to be consumed. If you want to leave it out for your guests please make sure it is secure in a candy dish with a lid or in a high place out-of-reach of all pets. It is important to explain to young children whether they are your kids or simply holiday guests in your home that you never ever feed pets candy and why. If you discuss this ahead of time you will avoid a lot of hurt feelings and tears during the celebration.
I. Inspect your home for toxic plants. Very often we receive plants and flowers from loved ones during the holiday season. We might even buy plants from the local boy scouts to put on display. When these plants or flowers enter your home please make sure they are not toxic to your pet.

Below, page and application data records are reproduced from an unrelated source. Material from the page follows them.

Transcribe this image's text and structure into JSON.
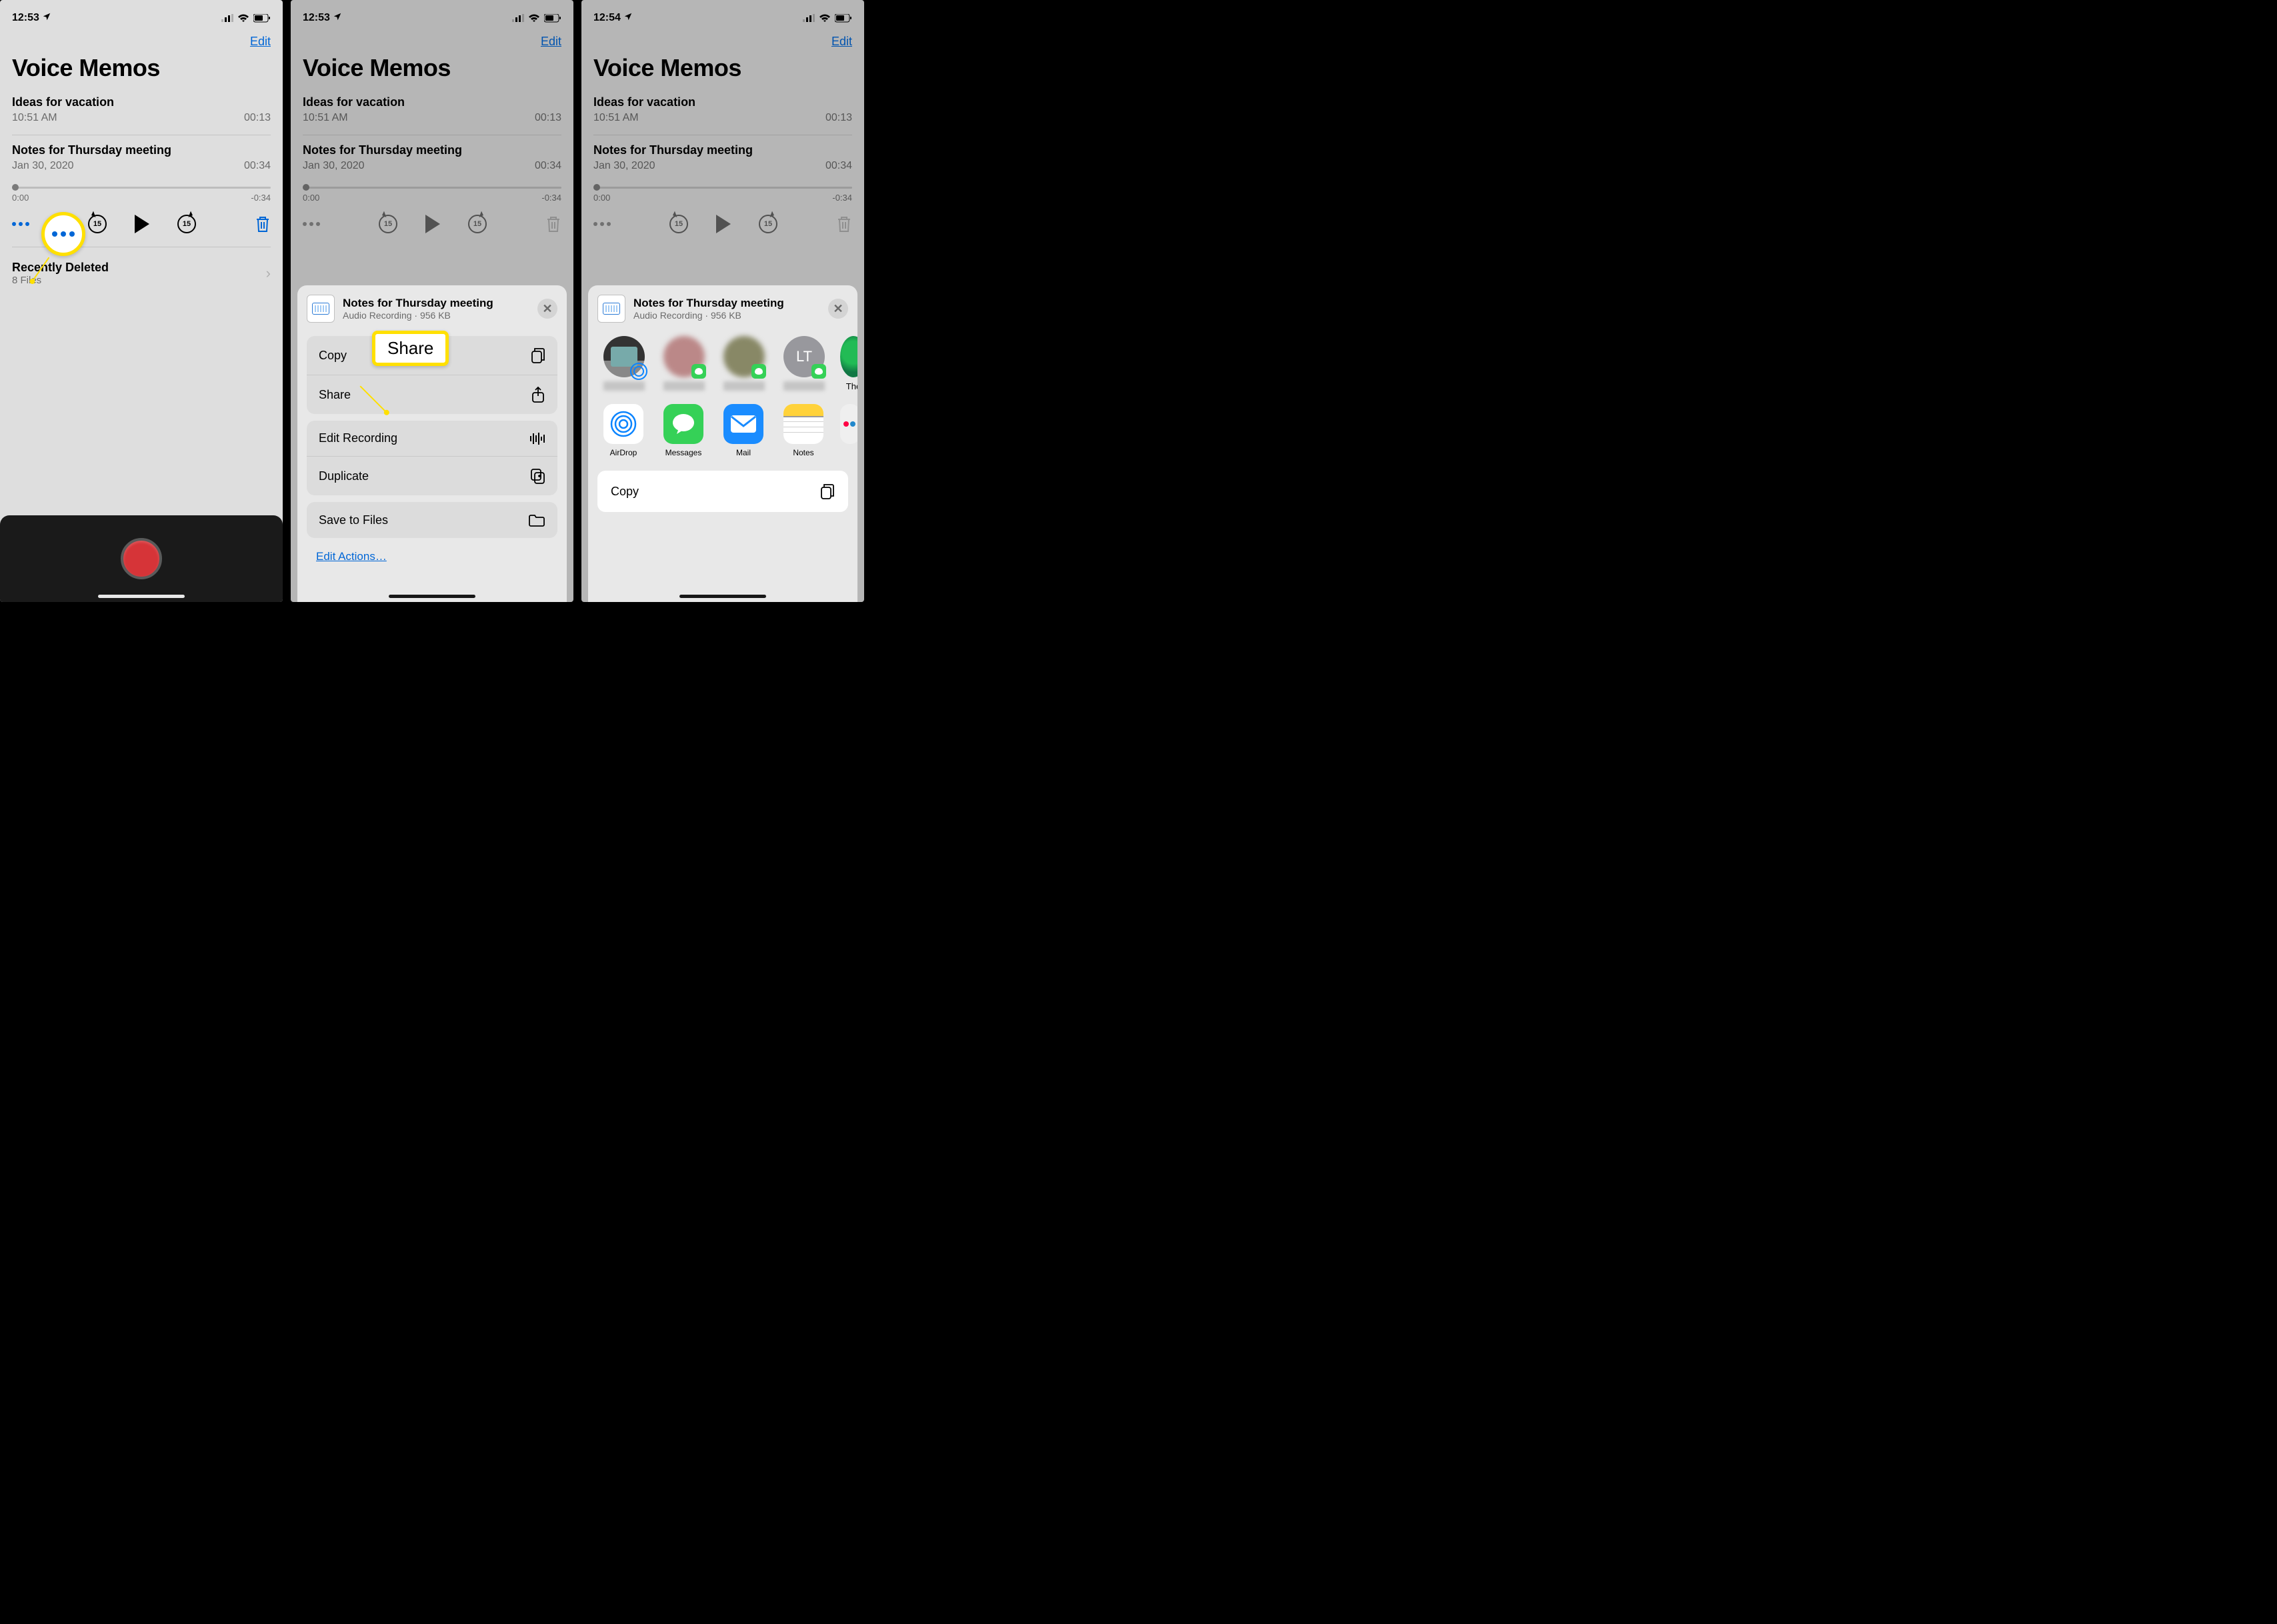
{
  "screens": {
    "s1": {
      "time": "12:53"
    },
    "s2": {
      "time": "12:53"
    },
    "s3": {
      "time": "12:54"
    }
  },
  "header": {
    "edit": "Edit",
    "title": "Voice Memos"
  },
  "memos": {
    "m1": {
      "title": "Ideas for vacation",
      "date": "10:51 AM",
      "duration": "00:13"
    },
    "m2": {
      "title": "Notes for Thursday meeting",
      "date": "Jan 30, 2020",
      "duration": "00:34"
    }
  },
  "scrub": {
    "start": "0:00",
    "remain": "-0:34"
  },
  "skip": {
    "val": "15"
  },
  "deleted": {
    "title": "Recently Deleted",
    "count": "8 Files"
  },
  "sheet": {
    "title": "Notes for Thursday meeting",
    "sub": "Audio Recording · 956 KB",
    "copy": "Copy",
    "share": "Share",
    "edit_recording": "Edit Recording",
    "duplicate": "Duplicate",
    "save_to_files": "Save to Files",
    "edit_actions": "Edit Actions…"
  },
  "callout": {
    "share_label": "Share"
  },
  "contacts": {
    "initials": "LT",
    "last_name": "The"
  },
  "apps": {
    "airdrop": "AirDrop",
    "messages": "Messages",
    "mail": "Mail",
    "notes": "Notes"
  },
  "actions": {
    "copy": "Copy"
  }
}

If you are not sure whether a plant is toxic to pets you can check with the national pet poison control website by clicking on this link http://www.aspca.org/pet-care/poison-control/. If you must display a toxic plant so as not to offend Aunt Fanny when she comes over place the plant well out of reach of any pet in your home.
D. Decorate your home for the holidays with pet safety in mind. Don’t ever use food as a form of
decoration. It might be fun to string popcorn and cranberries for the tree with your kids, but it won’t be fun going after that string at the emergency clinic. Don’t hang tree lights or lighted ornaments within chewing reach of your pets. It will be quite a shock to both you and them if their chewing leads to an electrical jolt. Place them out of reach and leave the lower limbs of the tree for more harmless ornaments. Tinsel is a great temptation for your pets and ingestion can lead to a variety of internal issues. If you must use it keep it out of paw or mouth reach. Your family heirloom set of miniature winter village buildings should also be placed out of pet reach. All
breakables should be placed in pet-safe locations away from wagging and flicking tails.
A. Avoid open alcoholic beverages within your pet’s reach. Be sure to not leave open, semi-empty, or full glasses, bottles, cans or other containers of alcoholic beverages around your home. The smell of a beer, wine, punch, or mixed drink may be too much for your pet to “Just Say No!” Often ingestion occurs when a pet raids the trash can and finds partially consumed beverages. Just make sure you have removed all alcoholic risks either down the drain or all the way to the main covered trash can in your home. This will make sure that your pet will be able to recite the alphabet backwards for you when you administer a surprise sobriety test.
Y. Yield to temptation. The very best way to have a pet-safe and enjoyable holiday season is to show your pet a lot of love. Give them extra walks, brushings, or play time. They will enjoy that just as much if not more than partaking in the holiday cheer. Avoid the temptation to make
them an over-active participant in your family’s holiday festivities.
We wish every pet owner and their pets a safe and trauma-free holiday season this year.
One of our representatives will be happy to contact you via e-mail within 24 hours, or for urgent needs please call us at: (913) 888-3939